Knowledge, poise and concentration were tested during the Sunflower Spelling Bee at Beach/Schmidt Performing Arts Center in Sheridan Hall at Fort Hays State University on Saturday.

The national qualifying bee featured 80 spelling participants from around the state of Kansas.

ITC Holding Corp. was the primary sponsor of the event. Other sponsors were Sunflower Electric, The Hays Daily News and Midwest Energy.

Brett Leopold, ITC president, said ITC Holding Corp. likes to sponsor educational activities.

"There is no better event to promote education across the state of Kansas than the Sunflower Spelling Bee," he said. "We thought it was a good match for ITC to be involved with."

Leopold is a native of Hoxie and participated in the Sheridan County spelling bee in seventh and eighth grade, qualifying for state both years.

"It requires a lot of hard work and when they arrive, it requires a lot of poise," he said. "It's good for them to learn to participate in activities in front of an audience with the spotlight on them."

Leopold said the Sunflower Spelling Bee is a unique event that teaches educational qualities, public presentation and composure.

"It will serve them well in the future," he said.

Risking the potential chance of elimination, spellers took turns stepping up to the microphone in front of a panel of judges as they carefully attempted words.

A great deal of preparation was required before performing at such a prestigious level.

"I got onto the website and wrote down a lot of words to study," said eighth grader Brecken Vandenhoek, Neosho County. "It's really competitive."

Eighth grader Amanda Cheney, Thomas County, said she participated in the Sunflower Spelling Bee two years ago and was eliminated in the first round. She had high hopes to make it further this time. "I enjoy participating because I think it helps me speak better in front of people," she said. "It helps me enunciate words better, too."

"We're really proud of her," said her mother, Lyn. "We don't have a lot of kids from our school that make it this far."

Excited for his first time participating at this level, third-grader Blake Amren, Miami County, said he was nervous and shaking, but would take some deep breaths and would be all right.

"I'm ready," he said. "My mom has been helping me practice."

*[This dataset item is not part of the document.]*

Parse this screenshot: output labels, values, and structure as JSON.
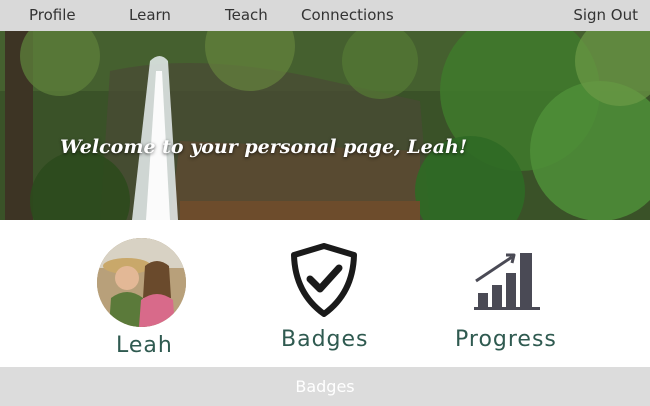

Ellis County eighth-grader Mac Hayes said he was nervous, but trying not to stress out about it.

"I think it's good to be able to stand up and present yourself in a nerve-racking situation," said Hayes' mother, Kaira. "I have been encouraging him to study."

Hayes' teacher at Ellis Junior High, Brenda Rose, attended the event in support.

"I have tried to introduce them to a lot of literature and I think it helps them expand their horizons when it comes to spelling and vocabulary," she said.

The Sunflower Spelling Bee went on for 30 rounds.

Second runner-up and winner of a $200 prepaid Visa gift card and a second-runner up medal was eighth-grader Sterling Holland, Leavenworth County.

Holland was the 2013 and 2014 Sunflower Spelling Bee reigning champion.

Runner up and winner of a $400 prepaid visa gift card, a Merriam-Webster Collegiate Dictionary and a runner up medal was eighth grader Elizabeth Joseph, Johnson County.

After correctly spelling the word "weissnichtwo," first-place finisher and winner of a Merriam-Webster Third New International Dictionary, a family paid pass to Sternberg Museum of Natural History, a one-year online membership to Encyclopedia Britannica, a laptop, a championship medal and a paid trip to Washington, D.C. to compete in the 2015 Scripps Spelling Bee was fifth-grader Kushala Madduru, Johnson County.

"I'm feeling good," Madduru said after the win. "It feels awesome."

"I had to study a lot of lists and it was really hard, but I got through it," she said.

The 10-year-old said the event was nerve-wracking but fun at the same time.

"It was a nice competition," she said. "Going to Scripps National makes me nervous, but I can't wait."

The national spelling bee competition is in May.